One current and two former guests at Bakhita House were among students who attended a special summer school for survivors of Modern Slavery. Horizons Summer School was run by St Mary’s University, Twickenham and took place over eight weeks from 3 July to 23 August. A wide range of classes were available including digital skills, exercise for health, floristry, and career pathways. The organisers were also pleased to be able to link with Kew Gardens to offer a three day introduction to Horticulture course.
Two of the women have told us about the difference that attending the summer school has made to their skills and confidence. One reported:
“I learned more how to use a computer, learn from home online and developed my awareness of how essential digital skills in daily activities. English has improved my communication skills and word vocabulary.
Career pathways, employability skills, life skills and life stories served as guidance on choosing a career and setting goals. Learning from previous students’ life stories and achievements contributed motivation and inspiration. It served hope and courage, despite challenges, students continued to succeed. It helped me build my confidence.
The programme gave me an amazing experience. I will always remember and thank everyone who made up this programme because it served as many ways to get out of the traumatic experience. It made a change and lead me to the path of having brighter future with freedom and a successful career.”
Horizons summer school was created by the the Bakhita Centre for Research on Slavery, Exploitation and Abuse at St Mary’s University. It is the first of its kind in the UK, and aims to address the challenges in accessing education for survivors of Modern Slavery and Human Trafficking, especially during the summer months when other establishments are closed.

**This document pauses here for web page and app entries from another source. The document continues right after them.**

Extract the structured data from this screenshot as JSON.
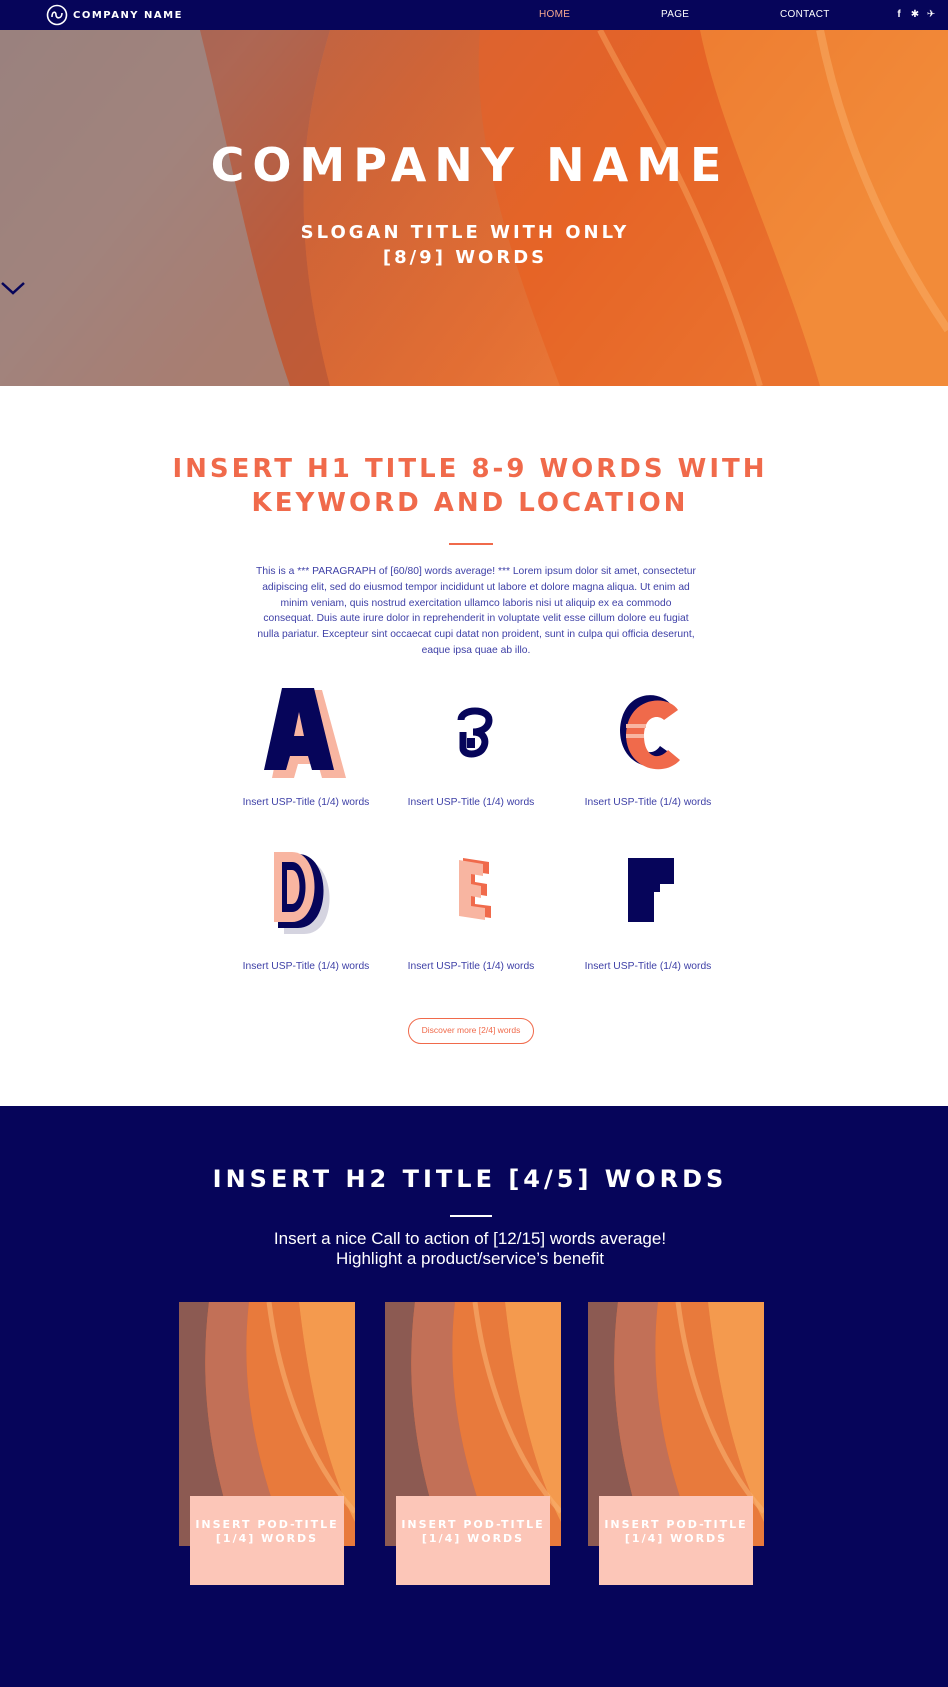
{
  "nav": {
    "brand": "COMPANY NAME",
    "menu": [
      {
        "label": "HOME",
        "active": true
      },
      {
        "label": "PAGE",
        "active": false
      },
      {
        "label": "CONTACT",
        "active": false
      }
    ],
    "socials": [
      "facebook-icon",
      "yelp-icon",
      "twitter-icon"
    ]
  },
  "hero": {
    "title": "COMPANY NAME",
    "slogan_line1": "SLOGAN TITLE WITH ONLY",
    "slogan_line2": "[8/9] WORDS"
  },
  "intro": {
    "h1_line1": "INSERT H1 TITLE 8-9 WORDS WITH",
    "h1_line2": "KEYWORD AND LOCATION",
    "paragraph": "This is a *** PARAGRAPH of [60/80] words average! *** Lorem ipsum dolor sit amet, consectetur adipiscing elit, sed do eiusmod tempor incididunt ut labore et dolore magna aliqua. Ut enim ad minim veniam, quis nostrud exercitation ullamco laboris nisi ut aliquip ex ea commodo consequat. Duis aute irure dolor in reprehenderit in voluptate velit esse cillum dolore eu fugiat nulla pariatur. Excepteur sint occaecat cupi datat non proident, sunt in culpa qui officia deserunt, eaque ipsa quae ab illo.",
    "usps": [
      {
        "icon": "letter-a-icon",
        "label": "Insert USP-Title (1/4) words"
      },
      {
        "icon": "letter-b-icon",
        "label": "Insert USP-Title (1/4) words"
      },
      {
        "icon": "letter-c-icon",
        "label": "Insert USP-Title (1/4) words"
      },
      {
        "icon": "letter-d-icon",
        "label": "Insert USP-Title (1/4) words"
      },
      {
        "icon": "letter-e-icon",
        "label": "Insert USP-Title (1/4) words"
      },
      {
        "icon": "letter-f-icon",
        "label": "Insert USP-Title (1/4) words"
      }
    ],
    "discover_label": "Discover more [2/4] words"
  },
  "products": {
    "h2": "INSERT H2 TITLE [4/5] WORDS",
    "cta_line1": "Insert a nice Call to action of [12/15] words average!",
    "cta_line2": "Highlight a product/service’s benefit",
    "cards": [
      {
        "title": "INSERT POD-TITLE [1/4] WORDS"
      },
      {
        "title": "INSERT POD-TITLE [1/4] WORDS"
      },
      {
        "title": "INSERT POD-TITLE [1/4] WORDS"
      }
    ]
  },
  "colors": {
    "navy": "#06055a",
    "coral": "#f06a4b",
    "peach": "#fcc6b8",
    "text_blue": "#3d3fa6"
  }
}
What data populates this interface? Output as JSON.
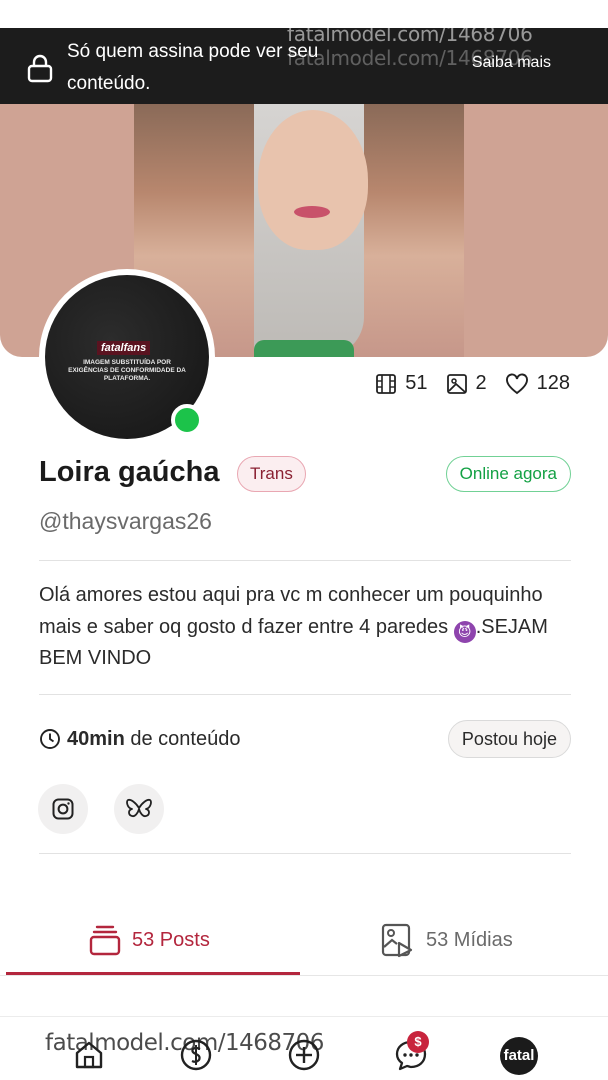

Another Bakhita House guest loved the wide range of classes offered by the summer school and told us:
“I like the Horizon Summer School very much because I have learned new IT skills, such as how to work in excel and power point. I found very useful the healthy food classes, it helped me understand how to mix the ingredients and follow a balanced diet. I particularly enjoyed poetry and drama, it made me feel excited and happy as it’s been a beautiful experience for me. I am grateful for Bakhita House by providing me with the opportunity that enhanced my life.”
Twelve students also attended the Building Bridges Conference in July, organised by Migrants Help, entitled ‘Facing adversity – coming together to support people seeking asylum and those working in the sector’. The students found it empowering to hear the contributions of survivors on the Conference panel.
Sixteen students from thirteen nationalities attended Horizons Summer School and fourteen of them Graduated in a celebration on 24th August. The graduation day ended with a macramé workshop, delivered by a survivor of human trafficking who is now living in Ireland and delivers these workshops to businesses and organisations. This workshop ended the day with a calm and positive environment where people could talk, reflect and enjoy each other’s company.
Alongside the support received through Bakhita House, the summer school gave these three women a real boost to their confidence and wellbeing, and showed them that they can be ambitious and achieve their goals.
Photos taken at Bakhita House by Elena Heatherwick